Along with the scientific name of American Beautyberry, know the scientific names of other plants too. New York.
Spanish: filigrana (Cuba) French: callicarpe d'Amérique; porphyra; Local Common Names. Callicarpa americana L. Preferred Common Name. Spanish: filigrana (Cuba) French: callicarpe d'Amérique; porphyra; Local Common Names. Preferred Scientific Name.
The relatively insignificant flowers develop into prolific bright violet to magenta berry-like drupes which encircle the stem. It can grow wild. The family name is Verbenaceae. Common Names. The shrub is not related to mulberries but rather to verbena. This plant has adapted to a …
The southeastern quadrant of the United States, ranging from Texas to Maryland.
Common names are often deceiving.
CLIAM (Callicarpa americana) Scientific name: Callicarpa americana; Pronunciation: kallee-CAR-pa ameri-KON-a; Common name(s): American beautyberry, beautyberry, French mulberry; USDA hardiness zones: 6 through 10; Origin: native from Maryland to Florida and west through Tennessee, Arkansas, and Texas. Small lilac flowers appear in late summer, and for the next several months, the fruit, which grows in clusters around the stem, ripen to vibrant purple color. The American beautyberry is most commonly found in both dry and moist woods, thickets, and hammocks. American Beautyberry, sometimes called French Mulberry, Callicarpa americana is a US native deciduous shrub that grows wild from Maryland to Florida and west through Tennessee, Arkansas and Texas. At least 10 species of birds feed on the fruit, especially northern bobwhite.
The American beautyberry is but one of this charmer’s common names: French mulberry, Spanish mulberry, beautyberry, dwarf mulberry, sow berry and sour berry.
Callicarpa americana, commonly called beautyberry, is a loose open shrub valued for its spectacular fruits. American beautyberry has a coarse habit, large-toothed green to yellow-green oval-shaped leaves that turn chartreuse in the fall.
This plant has no children Legal Status.
Range/Geographical Distribution. Rank Scientific ... Callicarpa americana L. – American beautyberry Subordinate Taxa. American Beautyberry family is the family in which it has some properties in common with other plants in that family. Asian Beautyberry: Japanese beautyberry (Callicarpa japonica) and Chinese beautyberry (C. dichotoma and C. bodinieri) are a little more cold tolerant and generally smaler than the American types. American Beautyberry: Callicarpa americana is native to the southeastern United States.
In scientific classification of American Beautyberry, Family is a main factor.
American beautyberry; International Common Names. Click on a scientific name below to expand it in the PLANTS Classification Report.

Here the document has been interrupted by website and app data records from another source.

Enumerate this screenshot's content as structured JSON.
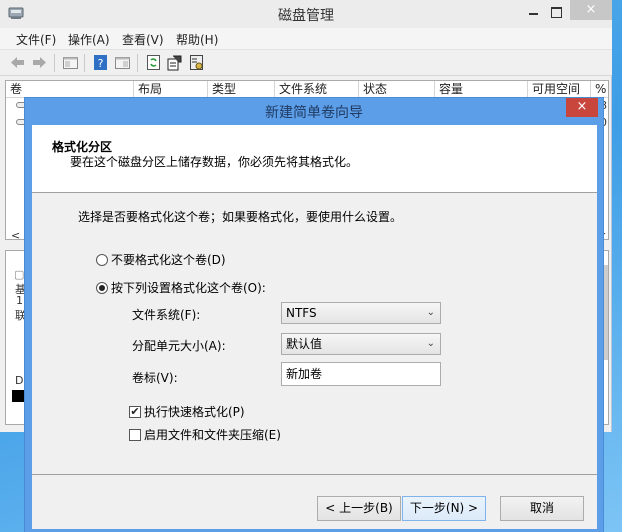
{
  "background_window": {
    "title": "磁盘管理",
    "close_glyph": "×",
    "menu": [
      "文件(F)",
      "操作(A)",
      "查看(V)",
      "帮助(H)"
    ],
    "toolbar_icons": [
      "back-arrow-icon",
      "forward-arrow-icon",
      "show-hide-console-tree-icon",
      "help-icon",
      "show-hide-action-pane-icon",
      "refresh-icon",
      "properties-icon",
      "settings-icon"
    ],
    "columns": [
      "卷",
      "布局",
      "类型",
      "文件系统",
      "状态",
      "容量",
      "可用空间",
      "%"
    ],
    "row_stubs": [
      "8",
      "0"
    ],
    "scroll_left": "<",
    "lower_stubs": [
      "基",
      "1",
      "联",
      "D"
    ]
  },
  "dialog": {
    "title": "新建简单卷向导",
    "close_glyph": "×",
    "header": {
      "title": "格式化分区",
      "subtitle": "要在这个磁盘分区上储存数据，你必须先将其格式化。"
    },
    "intro": "选择是否要格式化这个卷；如果要格式化，要使用什么设置。",
    "radios": [
      {
        "label": "不要格式化这个卷(D)",
        "checked": false
      },
      {
        "label": "按下列设置格式化这个卷(O):",
        "checked": true
      }
    ],
    "fields": {
      "file_system": {
        "label": "文件系统(F):",
        "value": "NTFS"
      },
      "allocation_unit": {
        "label": "分配单元大小(A):",
        "value": "默认值"
      },
      "volume_label": {
        "label": "卷标(V):",
        "value": "新加卷"
      }
    },
    "checkboxes": [
      {
        "label": "执行快速格式化(P)",
        "checked": true,
        "mark": "✔"
      },
      {
        "label": "启用文件和文件夹压缩(E)",
        "checked": false,
        "mark": ""
      }
    ],
    "buttons": {
      "back": "< 上一步(B)",
      "next": "下一步(N) >",
      "cancel": "取消"
    },
    "chevron_glyph": "⌄"
  }
}
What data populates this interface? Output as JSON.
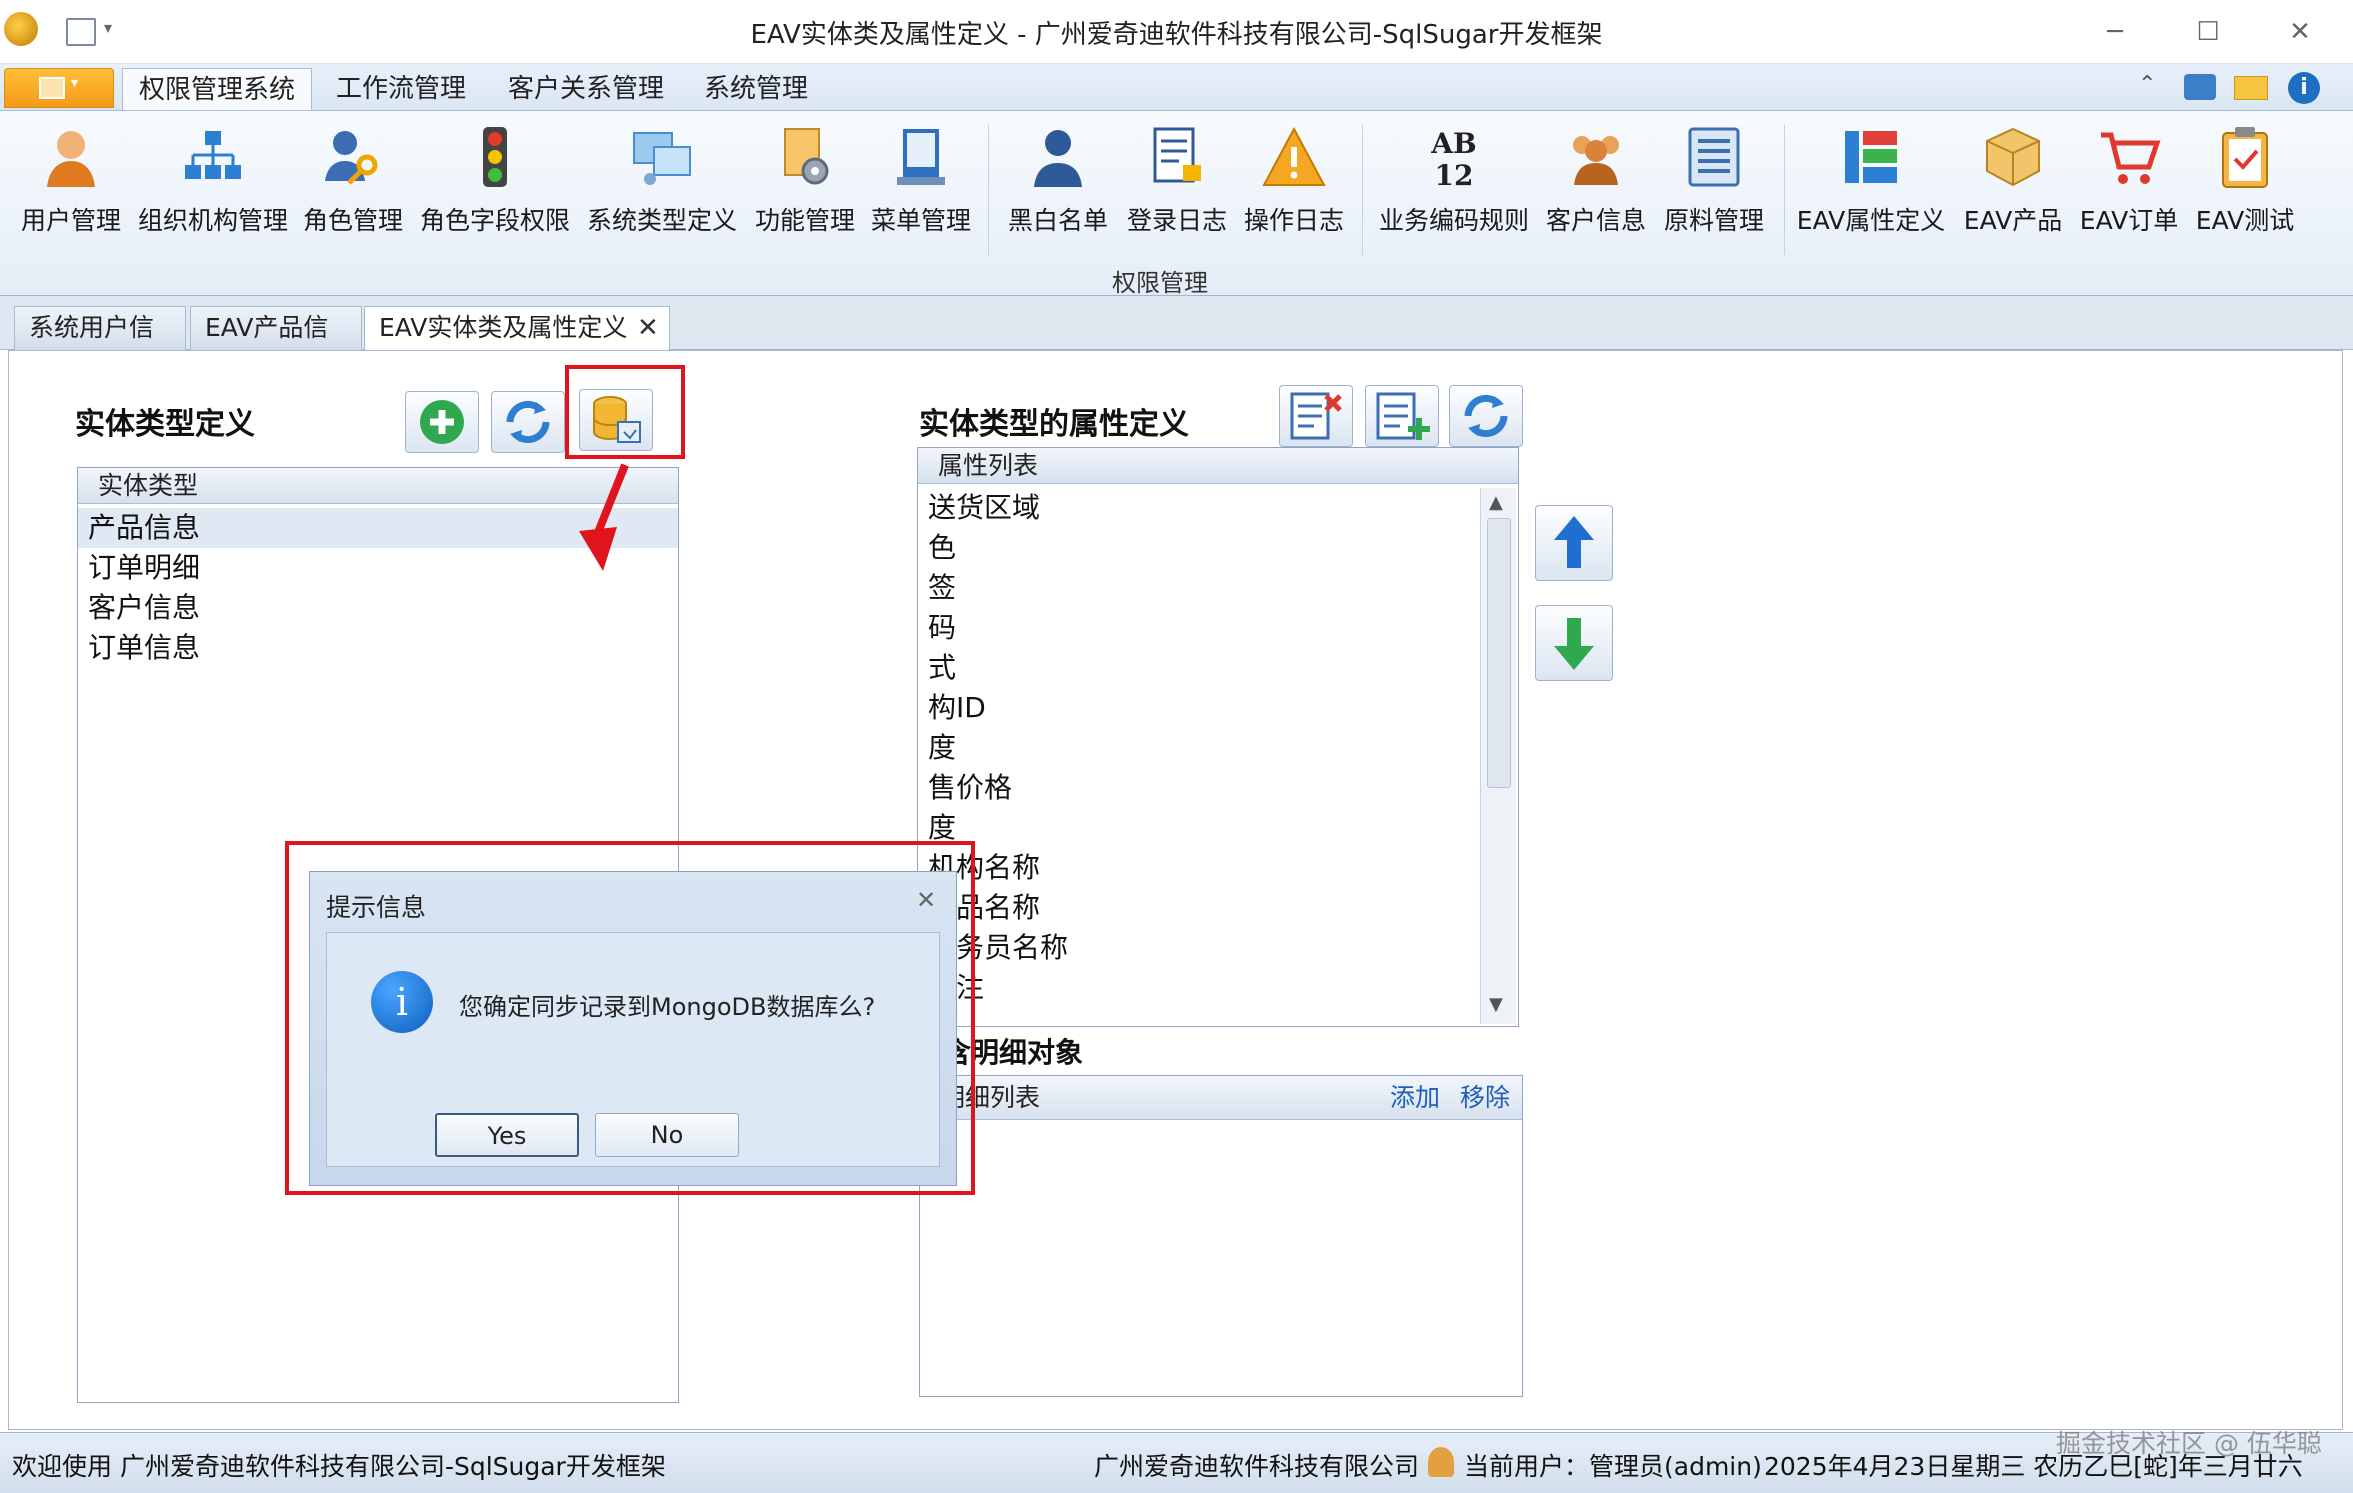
{
  "window": {
    "title": "EAV实体类及属性定义 - 广州爱奇迪软件科技有限公司-SqlSugar开发框架"
  },
  "menu": {
    "tabs": [
      "权限管理系统",
      "工作流管理",
      "客户关系管理",
      "系统管理"
    ],
    "active": "权限管理系统"
  },
  "ribbon": {
    "group_label": "权限管理",
    "buttons": [
      {
        "label": "用户管理",
        "icon": "user-icon"
      },
      {
        "label": "组织机构管理",
        "icon": "org-chart-icon"
      },
      {
        "label": "角色管理",
        "icon": "role-key-icon"
      },
      {
        "label": "角色字段权限",
        "icon": "traffic-light-icon"
      },
      {
        "label": "系统类型定义",
        "icon": "system-type-icon"
      },
      {
        "label": "功能管理",
        "icon": "function-gear-icon"
      },
      {
        "label": "菜单管理",
        "icon": "menu-book-icon"
      },
      {
        "label": "黑白名单",
        "icon": "person-icon"
      },
      {
        "label": "登录日志",
        "icon": "login-log-icon"
      },
      {
        "label": "操作日志",
        "icon": "warning-icon"
      },
      {
        "label": "业务编码规则",
        "icon": "ab12-icon"
      },
      {
        "label": "客户信息",
        "icon": "customers-icon"
      },
      {
        "label": "原料管理",
        "icon": "material-list-icon"
      },
      {
        "label": "EAV属性定义",
        "icon": "attribute-grid-icon"
      },
      {
        "label": "EAV产品",
        "icon": "product-box-icon"
      },
      {
        "label": "EAV订单",
        "icon": "cart-icon"
      },
      {
        "label": "EAV测试",
        "icon": "clipboard-check-icon"
      }
    ]
  },
  "doc_tabs": [
    "系统用户信息",
    "EAV产品信息",
    "EAV实体类及属性定义"
  ],
  "left": {
    "title": "实体类型定义",
    "list_header": "实体类型",
    "items": [
      "产品信息",
      "订单明细",
      "客户信息",
      "订单信息"
    ]
  },
  "right": {
    "title": "实体类型的属性定义",
    "list_header": "属性列表",
    "items": [
      "送货区域",
      "色",
      "签",
      "码",
      "式",
      "构ID",
      "度",
      "售价格",
      "度",
      "机构名称",
      "产品名称",
      "业务员名称",
      "备注"
    ],
    "detail_title": "包含明细对象",
    "detail_header": "明细列表",
    "detail_add": "添加",
    "detail_remove": "移除"
  },
  "arrow_text": "------>",
  "dialog": {
    "title": "提示信息",
    "message": "您确定同步记录到MongoDB数据库么?",
    "yes": "Yes",
    "no": "No"
  },
  "status": {
    "welcome": "欢迎使用 广州爱奇迪软件科技有限公司-SqlSugar开发框架",
    "company": "广州爱奇迪软件科技有限公司",
    "user": "当前用户：管理员(admin)",
    "date": "2025年4月23日星期三 农历乙巳[蛇]年三月廿六"
  },
  "watermark": "掘金技术社区 @ 伍华聪",
  "colors": {
    "highlight_red": "#e0141c",
    "ribbon_bg": "#e4edf7",
    "app_menu": "#f39a16"
  }
}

Preferred Scientific Name. It's in the Vervain family (Verbenaceae). The plant's Family is Verbenaceae. In the wild, it can occur in a wide variety of sites, from dry to moist, from open to shady. Callicarpa americana.
Callicarpa americana, commonly called beautyberry, is a loose open shrub valued for its spectacular fruits. The relatively insignificant flowers develop into prolific bright violet to magenta berry-like drupes which encircle the stem. There are varieties with purple or white berries. Dover Publications. IMPORTANCE TO LIVESTOCK AND WILDLIFE : The seeds of American beautyberry are an important food source for birds and small mammals. Uses: natural garden specimen; wildlife food; spring flowers American beautyberry; International Common Names. Scientific Name. The common name of this plant in Spanish is Americana beautyberry Árbol. Germany: Amerikanische Schoenfrucht; Italy: callicarpa d'America; EPPO code.
Scientific name is the name conforming to the International Code of Nomenclature for algae, fungi, and plants (ICN). Lady Bird Johnson Wildflower Center focused on protecting and preserving North America's native plants through native plant lists and image galleries, conservation, education, natural landscapes, seed collection - Millennium Seed Bank (MSB) Project, preserving and restoring native communities, spreading awareness on invasive species and gardening to attract wildlife. A jelly can be made from its ripe berries. CLIAM (Callicarpa americana)